NABOKV-L post 0000328, Fri, 26 Aug 1994 10:43:45 -0700

EDITOR'S NOTE: This is the third installment of Roy Johnson's book
manuscript on VN's short stories. Please reference all NABOKV-L responses
"RJ:Thunderstorm". Next week's story is "Bachmann". DBJ

In his next story, 'The Thunderstorm' (July 1924), Nabokov took
as his central idea the Russian folk belief that the Old
Testament prophet Elijah rode his chariot in the sky during
thunderstorms. He pushed the element of narrative ambiguity to
a point which makes it difficult for the reader to understand
exactly what has happened in any realistic sense. This particular
type of ambiguity, and the fact that the story involves a
character from the Bible, are features which Nabokov did not
repeat in any of his subsequent stories.

A first person narrator called Elisha, speaking to an unnamed
'you', describes a gathering storm one night in west Berlin. The
wind, which he personifies as 'a blind phantom, covering his face
with his sleeves' (DS,p.119) develops into a full blown storm -
'a white-haired giant with a furious beard' (p.120). But then
this giant, the prophet Elijah, loses a wheel of his chariot and
on falling to earth asks Elisha to help him find it. Elisha
locates a rusty pram wheel amongst a pile of rubbish in the
courtyard, whereupon Elijah reascends into the heavens and Elisha
rushes off into the dawn to tell his story to the unknown 'you'.

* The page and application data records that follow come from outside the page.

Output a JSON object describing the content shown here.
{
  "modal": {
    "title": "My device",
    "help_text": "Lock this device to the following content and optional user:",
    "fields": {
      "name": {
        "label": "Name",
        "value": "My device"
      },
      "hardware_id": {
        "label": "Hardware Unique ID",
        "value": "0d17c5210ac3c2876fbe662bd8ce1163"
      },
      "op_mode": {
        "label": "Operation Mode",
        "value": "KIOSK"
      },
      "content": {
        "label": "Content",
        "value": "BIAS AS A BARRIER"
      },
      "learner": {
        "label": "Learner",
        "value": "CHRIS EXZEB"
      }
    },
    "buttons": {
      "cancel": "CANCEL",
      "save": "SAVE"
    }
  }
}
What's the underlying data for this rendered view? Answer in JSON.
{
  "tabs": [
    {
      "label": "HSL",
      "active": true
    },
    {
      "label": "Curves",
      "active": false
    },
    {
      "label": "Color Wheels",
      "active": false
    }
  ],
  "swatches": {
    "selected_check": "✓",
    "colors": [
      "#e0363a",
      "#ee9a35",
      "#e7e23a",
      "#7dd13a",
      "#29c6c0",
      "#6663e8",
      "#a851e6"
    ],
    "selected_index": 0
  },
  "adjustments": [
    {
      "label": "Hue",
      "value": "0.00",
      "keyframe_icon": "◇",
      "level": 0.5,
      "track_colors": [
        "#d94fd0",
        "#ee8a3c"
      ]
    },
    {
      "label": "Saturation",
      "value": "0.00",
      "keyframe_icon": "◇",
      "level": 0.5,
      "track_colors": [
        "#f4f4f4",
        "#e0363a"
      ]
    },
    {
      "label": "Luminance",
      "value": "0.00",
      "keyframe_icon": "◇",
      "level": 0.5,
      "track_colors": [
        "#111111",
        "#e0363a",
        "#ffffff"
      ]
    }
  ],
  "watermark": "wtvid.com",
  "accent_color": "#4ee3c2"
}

Obviously we are being invited to read the whole incident as a
product of Elisha's excited mind. The reader has every reason to
think that this is an imaginary episode. Immediately before the
incident Elisha falls asleep, and just before the prophet departs
Elisha closes his eyes, reopening them to find the courtyard
empty. This is a conventional device for suggesting that the
events in between have taken place in the narrator's imagination
whilst asleep. But if this is the case, the fabrication rests at
the level of mere fantasy: it is not shown in relationship to
anything else, and it does not tell us anything about the

There is a curious correspondence between the two figures which
might lead us to expect a further variation on the theme of the
double. Quite apart from the similarity of their names, they are
dressed in the same clothes. Elijah wears a 'drenched robe and
sandals' (p.122), and Elisha has 'soaked bedslippers and a worn
dressing gown' (p.123). But we are given no further information
to make sense of these clues.

What the story seems to be is an early, not so successful
exercise in the incorporation of Gogolian influence. For certain
elements of Gogol are strongly present. A dreamy Elisha runs into
the street in his 'bedslippers and *worn* dressing gown' (p.123
- my emphasis) so much like one of the petty clerks of Gogol's
tales. The story is an 'as if' fantasy, built upon the sort of
unrealities which characterise 'The Nose'. And Elijah in 'his
fiery chariot, restraining with tensed arms his jet-black
steeds...[which] tossed their blazing manes and rushed on ever
more violently, down, down along the clouds' (p.120-121) recalls
vividly the poor clerk invoking an imaginary troika at the
desperate close of 'Diary of a Madman': 'Give me a troika with
horses swift as the whirlwind! Climb up, driver, and let the
bells ring! Soar away, horses, and carry me from this world!'

We might also note here, *en passant*, two of Gogol's stylistic
devices much used by Nabokov: the narrator addressing his own
fictional creations (the coachman, the horses) and his use of
semantic parallelism ('Climb up ... Soar away').

It is not a particularly convincing blend of realism and fantasy
[Andrew Field is justified in calling it ~the least successful
of all [Nabokov's] short stories~, *Nabokov: His Life in Art*,
p.43.] but viewed in the context of the other stories he was
writing at this time (to say nothing of the poetry, plays, and
theatre sketches) it seems quite clear that Nabokov was casting
round and experimenting until he found that approach to narrative
which suited him best. As Brian Boyd observes, a propos of
Nabokov's interest in different levels of reality, he was 'still
searching for ways to fit a world beyond into the world of the
human, but he had not found his own way yet.'[*Vladimir Nabokov:
The Russian Years*, p.234.]